The mother of one of three children who were taken to the hospital after being poked by discarded needles in the city's west end said that she regrets not speaking with her daughter about the risks the items pose.

Police said that on Wednesday, three children noticed discarded needles in the Roncesvalles Avenue and Dundas Avenue West area.

The children, who were unaware of the risks, picked up the syringes and were poked by the needles, police say.

The children were later taken to hospital and received medical care.

Amy Slater’s five-year-old daughter, Lily, was one of the children who were pricked by the needle. She said that the incident occurred on a school property.

“It’s about diseases right and the fact that she may have contracted a disease from the needles.
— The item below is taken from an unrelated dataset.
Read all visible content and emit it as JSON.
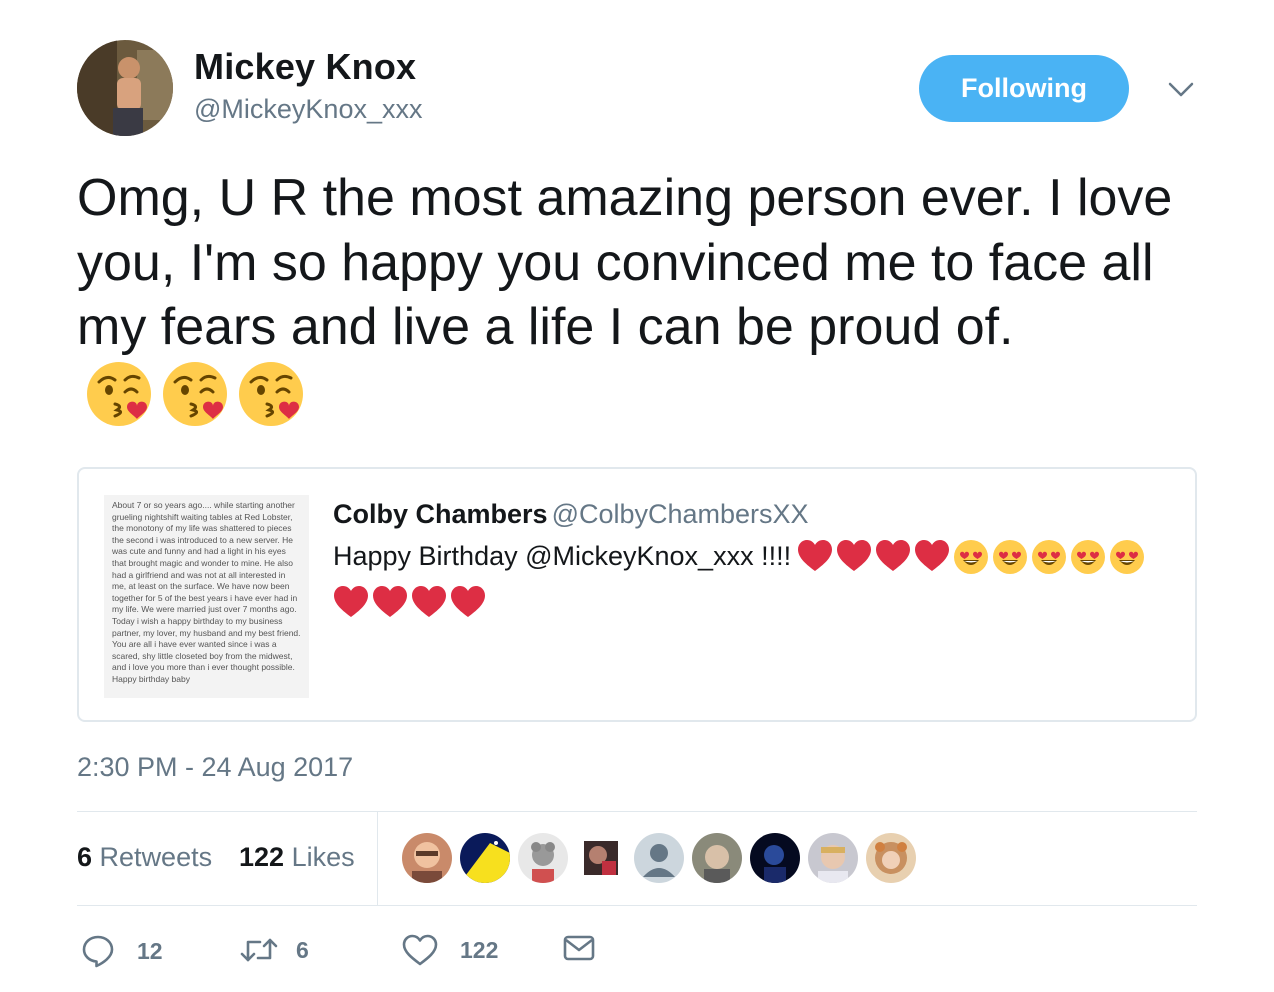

So Hepatitis C, Hepatitis B (and) HIV are all things that we worry about,” she said.

A five-year-old girl was pricked by a discarded needle that she picked up from the ground. (Austin Delaney/CTV News Toronto)

Slater said that Lily is undergoing 28 days of post-exposure prophylaxis for HIV, “which will probably make her sick.”

“There is a 90 per cent chance that will protect her from HIV if she did contact it,” she said.

Police are asking parents to remind their children about the potential health and safety hazards of discarded syringes.

Amy Slater, Lily
Amy Slater is seen with her five-year-old daughter Lily, who was pricked by a discarded needle. (Austin Delaney/CTV News Toronto)

“Children should be advised to not touch syringes and to notify an adult immediately,” police said. “Adults should then exercise caution if they decide to remove the syringe, and call 311 to request a pick up.”

Slater said that she spoke with her nine-year-old son, who often spends time in the playground, about the dangers of touching needles—but she had not yet spoken to Lily about the risks.

“That’s our biggest regret.”

With files from CTV News Toronto's Austin Delaney